**RECORDED DATA:**
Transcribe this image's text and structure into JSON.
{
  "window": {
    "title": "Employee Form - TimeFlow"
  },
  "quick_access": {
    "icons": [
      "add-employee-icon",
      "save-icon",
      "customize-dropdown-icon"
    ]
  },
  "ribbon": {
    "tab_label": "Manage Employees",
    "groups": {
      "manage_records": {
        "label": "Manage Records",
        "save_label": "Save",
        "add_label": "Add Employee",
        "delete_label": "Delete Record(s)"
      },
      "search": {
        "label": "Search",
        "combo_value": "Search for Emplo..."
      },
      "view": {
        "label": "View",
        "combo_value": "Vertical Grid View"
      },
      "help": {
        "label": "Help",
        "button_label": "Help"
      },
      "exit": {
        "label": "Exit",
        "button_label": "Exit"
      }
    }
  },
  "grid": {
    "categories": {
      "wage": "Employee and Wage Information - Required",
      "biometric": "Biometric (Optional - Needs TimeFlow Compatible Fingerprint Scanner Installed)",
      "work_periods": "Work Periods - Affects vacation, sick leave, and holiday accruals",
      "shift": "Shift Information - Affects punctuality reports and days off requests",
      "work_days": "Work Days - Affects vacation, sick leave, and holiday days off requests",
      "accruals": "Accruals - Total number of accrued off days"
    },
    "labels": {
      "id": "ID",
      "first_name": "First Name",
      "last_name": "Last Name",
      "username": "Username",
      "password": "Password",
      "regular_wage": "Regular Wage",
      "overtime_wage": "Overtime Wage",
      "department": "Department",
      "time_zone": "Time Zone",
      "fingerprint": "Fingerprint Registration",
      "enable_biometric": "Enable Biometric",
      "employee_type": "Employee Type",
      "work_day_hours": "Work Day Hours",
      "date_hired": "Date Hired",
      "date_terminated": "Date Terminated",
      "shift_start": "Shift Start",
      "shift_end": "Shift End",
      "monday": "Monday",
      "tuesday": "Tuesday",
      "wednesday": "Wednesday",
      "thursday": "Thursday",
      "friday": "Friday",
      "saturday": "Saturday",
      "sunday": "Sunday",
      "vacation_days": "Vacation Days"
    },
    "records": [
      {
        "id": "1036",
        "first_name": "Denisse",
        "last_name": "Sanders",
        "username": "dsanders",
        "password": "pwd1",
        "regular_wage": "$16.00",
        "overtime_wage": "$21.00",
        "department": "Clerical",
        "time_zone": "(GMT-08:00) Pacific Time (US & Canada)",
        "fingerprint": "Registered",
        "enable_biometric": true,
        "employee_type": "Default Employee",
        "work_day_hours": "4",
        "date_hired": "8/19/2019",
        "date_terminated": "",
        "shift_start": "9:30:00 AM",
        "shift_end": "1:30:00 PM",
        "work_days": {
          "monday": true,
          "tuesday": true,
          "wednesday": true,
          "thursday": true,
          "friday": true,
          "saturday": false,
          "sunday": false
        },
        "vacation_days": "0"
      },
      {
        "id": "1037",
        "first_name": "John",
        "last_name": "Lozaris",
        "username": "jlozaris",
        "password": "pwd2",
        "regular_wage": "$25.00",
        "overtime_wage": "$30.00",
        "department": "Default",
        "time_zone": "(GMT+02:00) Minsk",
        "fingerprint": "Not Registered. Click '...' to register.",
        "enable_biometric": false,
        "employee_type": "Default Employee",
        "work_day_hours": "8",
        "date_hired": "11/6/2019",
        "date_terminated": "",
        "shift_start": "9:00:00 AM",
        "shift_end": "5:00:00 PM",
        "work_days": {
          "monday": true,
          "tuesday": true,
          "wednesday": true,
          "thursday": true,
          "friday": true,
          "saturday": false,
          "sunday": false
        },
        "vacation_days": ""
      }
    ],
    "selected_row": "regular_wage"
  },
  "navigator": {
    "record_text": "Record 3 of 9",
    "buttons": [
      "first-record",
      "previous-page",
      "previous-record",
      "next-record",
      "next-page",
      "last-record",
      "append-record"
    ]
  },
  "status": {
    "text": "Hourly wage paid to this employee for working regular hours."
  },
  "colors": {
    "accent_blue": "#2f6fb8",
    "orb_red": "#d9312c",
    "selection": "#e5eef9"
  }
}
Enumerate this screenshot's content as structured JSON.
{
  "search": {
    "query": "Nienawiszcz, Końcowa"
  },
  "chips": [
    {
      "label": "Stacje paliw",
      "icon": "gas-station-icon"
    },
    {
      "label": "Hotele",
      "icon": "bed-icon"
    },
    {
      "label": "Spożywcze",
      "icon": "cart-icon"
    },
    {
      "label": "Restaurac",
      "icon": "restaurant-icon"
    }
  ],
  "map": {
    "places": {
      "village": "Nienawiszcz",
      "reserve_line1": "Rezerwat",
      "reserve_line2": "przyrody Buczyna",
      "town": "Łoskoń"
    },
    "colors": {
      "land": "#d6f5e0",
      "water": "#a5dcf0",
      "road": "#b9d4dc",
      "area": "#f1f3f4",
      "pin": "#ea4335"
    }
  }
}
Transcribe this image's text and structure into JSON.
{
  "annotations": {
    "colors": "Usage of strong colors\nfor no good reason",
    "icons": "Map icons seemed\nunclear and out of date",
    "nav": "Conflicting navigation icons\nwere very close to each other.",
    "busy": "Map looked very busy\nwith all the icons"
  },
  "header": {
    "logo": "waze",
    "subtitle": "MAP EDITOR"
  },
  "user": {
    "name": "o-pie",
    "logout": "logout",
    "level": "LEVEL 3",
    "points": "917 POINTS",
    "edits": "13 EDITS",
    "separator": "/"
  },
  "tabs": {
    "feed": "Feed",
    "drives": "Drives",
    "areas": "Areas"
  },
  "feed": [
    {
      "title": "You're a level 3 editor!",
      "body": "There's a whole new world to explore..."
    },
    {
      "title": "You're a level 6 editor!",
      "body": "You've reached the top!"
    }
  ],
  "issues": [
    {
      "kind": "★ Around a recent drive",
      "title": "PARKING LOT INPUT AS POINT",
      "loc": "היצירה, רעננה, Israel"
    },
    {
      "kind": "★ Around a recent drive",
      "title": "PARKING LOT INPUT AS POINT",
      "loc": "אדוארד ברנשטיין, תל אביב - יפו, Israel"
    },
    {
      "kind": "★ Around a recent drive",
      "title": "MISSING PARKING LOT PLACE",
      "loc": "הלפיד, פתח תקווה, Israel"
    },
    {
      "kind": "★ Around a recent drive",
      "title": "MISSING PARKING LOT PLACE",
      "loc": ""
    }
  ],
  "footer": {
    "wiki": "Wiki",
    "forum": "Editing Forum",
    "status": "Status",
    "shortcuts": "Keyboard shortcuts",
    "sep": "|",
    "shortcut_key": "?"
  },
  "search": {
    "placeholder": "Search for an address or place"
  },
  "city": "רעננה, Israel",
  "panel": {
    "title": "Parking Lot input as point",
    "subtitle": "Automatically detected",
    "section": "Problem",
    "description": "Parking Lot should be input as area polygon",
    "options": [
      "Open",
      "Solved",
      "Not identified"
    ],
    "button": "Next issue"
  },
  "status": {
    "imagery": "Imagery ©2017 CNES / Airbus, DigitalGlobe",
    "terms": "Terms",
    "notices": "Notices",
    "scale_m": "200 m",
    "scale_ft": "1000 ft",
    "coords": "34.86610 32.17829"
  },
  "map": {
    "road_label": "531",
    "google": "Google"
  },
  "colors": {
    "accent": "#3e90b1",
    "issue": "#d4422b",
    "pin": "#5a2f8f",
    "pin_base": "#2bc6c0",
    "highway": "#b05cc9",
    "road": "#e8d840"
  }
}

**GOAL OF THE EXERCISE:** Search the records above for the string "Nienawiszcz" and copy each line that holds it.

**ANSWER FOR THIS EXERCISE:**
    "query": "Nienawiszcz, Końcowa"
      "village": "Nienawiszcz",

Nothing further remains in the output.